### TASK
A bare number is the only acceptable answer: how many lines of these entries include "Zylker"?

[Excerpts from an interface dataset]
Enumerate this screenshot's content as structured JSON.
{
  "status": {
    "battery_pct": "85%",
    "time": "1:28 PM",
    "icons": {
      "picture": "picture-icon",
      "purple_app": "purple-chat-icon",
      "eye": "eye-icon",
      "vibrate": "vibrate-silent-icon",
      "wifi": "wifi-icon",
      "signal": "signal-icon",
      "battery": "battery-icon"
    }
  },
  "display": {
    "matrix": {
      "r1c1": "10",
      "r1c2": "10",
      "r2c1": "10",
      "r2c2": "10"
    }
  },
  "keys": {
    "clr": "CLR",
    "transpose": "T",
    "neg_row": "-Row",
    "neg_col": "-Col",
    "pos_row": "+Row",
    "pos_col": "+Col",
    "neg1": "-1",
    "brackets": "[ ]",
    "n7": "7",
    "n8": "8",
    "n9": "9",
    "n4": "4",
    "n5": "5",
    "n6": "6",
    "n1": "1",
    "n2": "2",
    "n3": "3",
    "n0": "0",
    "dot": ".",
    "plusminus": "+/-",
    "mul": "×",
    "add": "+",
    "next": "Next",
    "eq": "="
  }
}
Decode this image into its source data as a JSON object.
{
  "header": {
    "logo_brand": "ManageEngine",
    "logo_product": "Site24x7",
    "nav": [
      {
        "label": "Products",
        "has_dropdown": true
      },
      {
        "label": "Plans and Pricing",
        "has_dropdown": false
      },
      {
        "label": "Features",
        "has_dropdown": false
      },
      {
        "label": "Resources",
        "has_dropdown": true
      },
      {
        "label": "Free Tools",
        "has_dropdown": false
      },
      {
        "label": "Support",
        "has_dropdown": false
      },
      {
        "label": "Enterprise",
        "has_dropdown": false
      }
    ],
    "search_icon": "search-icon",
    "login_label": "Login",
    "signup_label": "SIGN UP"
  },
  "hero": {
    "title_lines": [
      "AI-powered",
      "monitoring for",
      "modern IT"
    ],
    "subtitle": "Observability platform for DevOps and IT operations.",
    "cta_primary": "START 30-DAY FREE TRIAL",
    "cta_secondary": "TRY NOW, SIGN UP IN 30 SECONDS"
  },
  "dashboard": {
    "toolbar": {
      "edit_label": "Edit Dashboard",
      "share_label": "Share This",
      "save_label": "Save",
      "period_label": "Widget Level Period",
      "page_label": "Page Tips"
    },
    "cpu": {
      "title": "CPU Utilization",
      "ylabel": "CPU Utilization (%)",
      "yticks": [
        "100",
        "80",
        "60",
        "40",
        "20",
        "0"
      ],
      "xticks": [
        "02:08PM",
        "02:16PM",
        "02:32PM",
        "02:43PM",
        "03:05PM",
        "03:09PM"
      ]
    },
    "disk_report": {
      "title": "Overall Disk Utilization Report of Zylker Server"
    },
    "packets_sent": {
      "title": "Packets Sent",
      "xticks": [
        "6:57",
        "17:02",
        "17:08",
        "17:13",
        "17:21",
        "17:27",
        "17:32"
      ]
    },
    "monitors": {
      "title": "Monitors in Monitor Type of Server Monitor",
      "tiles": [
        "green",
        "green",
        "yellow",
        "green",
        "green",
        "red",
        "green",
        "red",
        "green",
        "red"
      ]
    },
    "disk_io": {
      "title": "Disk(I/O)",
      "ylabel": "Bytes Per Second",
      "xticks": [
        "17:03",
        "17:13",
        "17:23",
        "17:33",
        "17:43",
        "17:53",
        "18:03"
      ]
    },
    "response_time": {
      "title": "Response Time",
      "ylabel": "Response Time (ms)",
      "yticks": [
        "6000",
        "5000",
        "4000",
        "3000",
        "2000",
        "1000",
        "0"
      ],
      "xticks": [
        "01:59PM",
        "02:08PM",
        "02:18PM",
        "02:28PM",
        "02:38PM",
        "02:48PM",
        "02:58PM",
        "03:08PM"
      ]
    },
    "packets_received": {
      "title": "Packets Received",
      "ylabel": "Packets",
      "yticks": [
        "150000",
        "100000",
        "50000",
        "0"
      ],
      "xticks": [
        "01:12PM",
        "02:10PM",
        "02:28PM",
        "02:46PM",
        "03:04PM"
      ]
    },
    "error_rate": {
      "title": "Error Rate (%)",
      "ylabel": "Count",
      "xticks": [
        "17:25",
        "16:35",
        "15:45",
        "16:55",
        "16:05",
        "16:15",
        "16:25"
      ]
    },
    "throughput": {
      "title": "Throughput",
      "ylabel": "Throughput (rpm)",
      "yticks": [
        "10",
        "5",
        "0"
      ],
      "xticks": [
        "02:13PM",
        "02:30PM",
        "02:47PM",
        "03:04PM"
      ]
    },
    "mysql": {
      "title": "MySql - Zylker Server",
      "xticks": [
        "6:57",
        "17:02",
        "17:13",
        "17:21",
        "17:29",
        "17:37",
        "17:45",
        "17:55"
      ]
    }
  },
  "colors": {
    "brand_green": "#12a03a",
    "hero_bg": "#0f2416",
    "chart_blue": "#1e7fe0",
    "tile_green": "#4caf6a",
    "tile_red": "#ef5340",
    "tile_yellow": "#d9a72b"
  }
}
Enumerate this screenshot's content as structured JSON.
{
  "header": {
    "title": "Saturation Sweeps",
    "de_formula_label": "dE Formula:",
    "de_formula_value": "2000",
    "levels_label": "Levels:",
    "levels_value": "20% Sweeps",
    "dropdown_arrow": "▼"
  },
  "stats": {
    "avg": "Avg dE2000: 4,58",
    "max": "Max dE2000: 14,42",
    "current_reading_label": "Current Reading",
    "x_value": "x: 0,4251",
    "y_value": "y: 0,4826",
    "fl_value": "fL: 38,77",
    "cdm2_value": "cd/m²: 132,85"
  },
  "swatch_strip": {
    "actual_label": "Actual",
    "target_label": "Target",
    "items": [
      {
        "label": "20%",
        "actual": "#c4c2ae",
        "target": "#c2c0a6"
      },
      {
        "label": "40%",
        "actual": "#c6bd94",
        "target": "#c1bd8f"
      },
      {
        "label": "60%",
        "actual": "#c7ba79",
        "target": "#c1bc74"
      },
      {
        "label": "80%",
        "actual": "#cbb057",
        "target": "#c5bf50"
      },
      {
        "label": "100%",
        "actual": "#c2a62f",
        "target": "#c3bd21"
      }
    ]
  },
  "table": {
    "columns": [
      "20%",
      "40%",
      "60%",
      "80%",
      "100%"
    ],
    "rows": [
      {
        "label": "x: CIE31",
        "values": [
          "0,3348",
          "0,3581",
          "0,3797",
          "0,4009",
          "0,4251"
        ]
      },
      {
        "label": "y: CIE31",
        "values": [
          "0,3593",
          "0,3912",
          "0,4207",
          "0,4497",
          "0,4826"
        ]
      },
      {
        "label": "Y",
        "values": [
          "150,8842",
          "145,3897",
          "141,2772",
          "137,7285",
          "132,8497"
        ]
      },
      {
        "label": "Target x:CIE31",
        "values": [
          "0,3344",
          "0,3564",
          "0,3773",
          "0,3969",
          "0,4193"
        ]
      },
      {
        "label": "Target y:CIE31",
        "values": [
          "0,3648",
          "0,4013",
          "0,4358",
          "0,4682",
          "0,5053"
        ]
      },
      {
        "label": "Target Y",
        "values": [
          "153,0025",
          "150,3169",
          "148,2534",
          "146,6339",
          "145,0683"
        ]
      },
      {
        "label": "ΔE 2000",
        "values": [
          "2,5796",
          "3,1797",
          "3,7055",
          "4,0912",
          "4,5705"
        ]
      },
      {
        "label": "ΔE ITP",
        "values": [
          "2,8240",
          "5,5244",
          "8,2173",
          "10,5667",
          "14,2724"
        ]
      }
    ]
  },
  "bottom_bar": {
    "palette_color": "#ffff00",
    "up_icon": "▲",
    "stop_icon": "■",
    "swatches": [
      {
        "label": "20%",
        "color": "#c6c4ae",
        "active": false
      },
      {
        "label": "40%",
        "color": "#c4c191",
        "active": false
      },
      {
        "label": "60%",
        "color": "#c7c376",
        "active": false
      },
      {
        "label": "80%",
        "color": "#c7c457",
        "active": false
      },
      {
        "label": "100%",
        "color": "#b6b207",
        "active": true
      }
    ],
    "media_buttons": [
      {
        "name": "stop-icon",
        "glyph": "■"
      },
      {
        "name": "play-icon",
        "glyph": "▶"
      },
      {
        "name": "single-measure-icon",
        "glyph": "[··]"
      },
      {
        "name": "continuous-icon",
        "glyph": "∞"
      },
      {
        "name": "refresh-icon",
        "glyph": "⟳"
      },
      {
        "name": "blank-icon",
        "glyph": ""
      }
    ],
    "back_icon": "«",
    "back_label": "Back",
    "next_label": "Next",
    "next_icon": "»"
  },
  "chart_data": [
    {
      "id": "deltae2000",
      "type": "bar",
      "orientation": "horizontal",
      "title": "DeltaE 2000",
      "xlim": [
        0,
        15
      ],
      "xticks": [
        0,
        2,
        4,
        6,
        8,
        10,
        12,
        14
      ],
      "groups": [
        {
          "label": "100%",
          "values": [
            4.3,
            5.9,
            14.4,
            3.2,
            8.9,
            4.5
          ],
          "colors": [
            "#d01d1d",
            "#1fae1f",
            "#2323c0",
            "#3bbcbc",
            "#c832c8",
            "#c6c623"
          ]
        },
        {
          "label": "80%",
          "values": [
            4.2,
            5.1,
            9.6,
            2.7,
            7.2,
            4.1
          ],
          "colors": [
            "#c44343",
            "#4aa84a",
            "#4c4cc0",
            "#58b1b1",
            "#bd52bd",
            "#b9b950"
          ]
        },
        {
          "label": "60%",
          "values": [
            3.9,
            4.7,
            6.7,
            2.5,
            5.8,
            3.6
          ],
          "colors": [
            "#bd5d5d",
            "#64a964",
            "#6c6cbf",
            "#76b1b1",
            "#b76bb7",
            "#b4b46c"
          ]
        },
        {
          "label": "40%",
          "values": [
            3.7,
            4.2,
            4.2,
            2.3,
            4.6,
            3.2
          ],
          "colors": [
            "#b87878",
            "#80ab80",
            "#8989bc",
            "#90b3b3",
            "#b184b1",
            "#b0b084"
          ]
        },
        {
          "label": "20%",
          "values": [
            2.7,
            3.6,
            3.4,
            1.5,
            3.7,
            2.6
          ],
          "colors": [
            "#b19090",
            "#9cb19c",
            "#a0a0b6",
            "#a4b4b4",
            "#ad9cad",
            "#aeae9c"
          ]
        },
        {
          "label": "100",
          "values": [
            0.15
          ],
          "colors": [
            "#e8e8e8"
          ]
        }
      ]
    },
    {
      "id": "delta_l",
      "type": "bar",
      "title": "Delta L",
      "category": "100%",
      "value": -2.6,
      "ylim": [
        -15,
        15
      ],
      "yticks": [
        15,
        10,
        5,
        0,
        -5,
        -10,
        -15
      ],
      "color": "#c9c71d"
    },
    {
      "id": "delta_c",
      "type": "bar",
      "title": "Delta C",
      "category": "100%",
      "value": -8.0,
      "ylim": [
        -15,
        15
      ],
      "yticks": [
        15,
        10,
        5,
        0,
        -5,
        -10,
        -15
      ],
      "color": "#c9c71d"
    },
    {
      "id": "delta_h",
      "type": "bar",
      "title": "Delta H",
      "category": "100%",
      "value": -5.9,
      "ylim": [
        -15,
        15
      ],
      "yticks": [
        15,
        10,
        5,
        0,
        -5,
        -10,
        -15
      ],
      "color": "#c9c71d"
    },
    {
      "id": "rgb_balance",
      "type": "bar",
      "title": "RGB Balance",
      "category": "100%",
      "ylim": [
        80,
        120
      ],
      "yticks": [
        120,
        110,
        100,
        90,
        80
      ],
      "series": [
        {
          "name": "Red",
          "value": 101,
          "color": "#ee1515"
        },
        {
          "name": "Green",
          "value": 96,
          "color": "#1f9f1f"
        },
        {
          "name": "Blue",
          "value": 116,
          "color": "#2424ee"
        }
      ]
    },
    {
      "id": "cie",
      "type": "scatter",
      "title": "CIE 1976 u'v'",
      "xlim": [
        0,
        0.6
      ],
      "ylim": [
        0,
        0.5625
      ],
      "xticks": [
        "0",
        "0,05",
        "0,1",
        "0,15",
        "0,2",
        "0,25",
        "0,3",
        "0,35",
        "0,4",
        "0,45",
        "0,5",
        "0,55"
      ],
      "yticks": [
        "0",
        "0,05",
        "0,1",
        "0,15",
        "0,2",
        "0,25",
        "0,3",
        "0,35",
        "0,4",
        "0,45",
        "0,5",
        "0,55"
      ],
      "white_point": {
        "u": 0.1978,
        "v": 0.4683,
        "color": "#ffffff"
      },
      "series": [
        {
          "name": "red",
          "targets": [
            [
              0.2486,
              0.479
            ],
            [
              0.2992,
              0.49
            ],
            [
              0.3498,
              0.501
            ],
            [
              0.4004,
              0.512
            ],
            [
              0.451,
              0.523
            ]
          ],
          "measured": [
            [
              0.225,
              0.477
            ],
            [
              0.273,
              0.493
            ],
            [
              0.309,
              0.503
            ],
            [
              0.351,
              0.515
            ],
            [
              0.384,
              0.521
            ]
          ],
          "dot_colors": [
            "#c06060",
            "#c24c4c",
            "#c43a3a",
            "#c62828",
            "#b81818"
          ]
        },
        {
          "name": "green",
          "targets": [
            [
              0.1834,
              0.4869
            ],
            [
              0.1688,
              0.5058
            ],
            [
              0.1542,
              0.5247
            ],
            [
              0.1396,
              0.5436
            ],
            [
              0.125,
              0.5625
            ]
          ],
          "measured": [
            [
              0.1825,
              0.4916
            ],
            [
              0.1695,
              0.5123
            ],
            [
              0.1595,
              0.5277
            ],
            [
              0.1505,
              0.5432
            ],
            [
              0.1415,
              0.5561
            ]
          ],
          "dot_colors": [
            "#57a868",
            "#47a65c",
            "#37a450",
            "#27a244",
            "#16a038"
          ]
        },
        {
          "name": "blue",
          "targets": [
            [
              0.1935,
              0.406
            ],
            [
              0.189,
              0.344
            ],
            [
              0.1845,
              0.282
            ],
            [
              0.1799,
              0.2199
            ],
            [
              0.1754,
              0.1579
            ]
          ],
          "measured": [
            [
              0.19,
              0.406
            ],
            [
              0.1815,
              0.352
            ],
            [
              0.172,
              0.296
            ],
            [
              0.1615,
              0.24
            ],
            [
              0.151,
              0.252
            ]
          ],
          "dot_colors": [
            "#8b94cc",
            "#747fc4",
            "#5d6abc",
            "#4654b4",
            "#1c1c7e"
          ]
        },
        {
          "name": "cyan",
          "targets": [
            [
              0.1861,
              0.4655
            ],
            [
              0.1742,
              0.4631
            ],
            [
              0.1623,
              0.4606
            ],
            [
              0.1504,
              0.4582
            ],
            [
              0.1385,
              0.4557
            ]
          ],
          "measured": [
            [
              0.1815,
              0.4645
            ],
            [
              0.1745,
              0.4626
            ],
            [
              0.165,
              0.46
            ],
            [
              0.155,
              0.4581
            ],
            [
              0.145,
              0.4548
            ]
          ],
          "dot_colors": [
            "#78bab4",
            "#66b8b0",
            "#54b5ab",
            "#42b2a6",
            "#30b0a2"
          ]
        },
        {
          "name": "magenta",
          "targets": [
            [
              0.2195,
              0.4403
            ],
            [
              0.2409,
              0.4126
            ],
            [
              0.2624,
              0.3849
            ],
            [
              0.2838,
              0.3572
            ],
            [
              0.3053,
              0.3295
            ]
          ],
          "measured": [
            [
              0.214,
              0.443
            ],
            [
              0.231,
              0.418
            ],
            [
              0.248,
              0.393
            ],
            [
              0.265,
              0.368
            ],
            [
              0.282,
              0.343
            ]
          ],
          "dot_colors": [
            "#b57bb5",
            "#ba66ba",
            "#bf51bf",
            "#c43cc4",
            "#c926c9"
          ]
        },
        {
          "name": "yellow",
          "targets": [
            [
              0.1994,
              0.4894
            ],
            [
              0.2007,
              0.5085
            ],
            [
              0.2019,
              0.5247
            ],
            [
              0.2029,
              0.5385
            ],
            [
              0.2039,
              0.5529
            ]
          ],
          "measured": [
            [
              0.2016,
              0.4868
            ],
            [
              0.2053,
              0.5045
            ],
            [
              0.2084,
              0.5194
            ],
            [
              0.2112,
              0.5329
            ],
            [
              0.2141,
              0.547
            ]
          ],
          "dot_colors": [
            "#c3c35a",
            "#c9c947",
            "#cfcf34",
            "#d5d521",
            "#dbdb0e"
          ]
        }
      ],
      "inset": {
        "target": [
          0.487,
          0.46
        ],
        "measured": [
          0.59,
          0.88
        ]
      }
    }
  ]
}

### SOLVED EXERCISE
2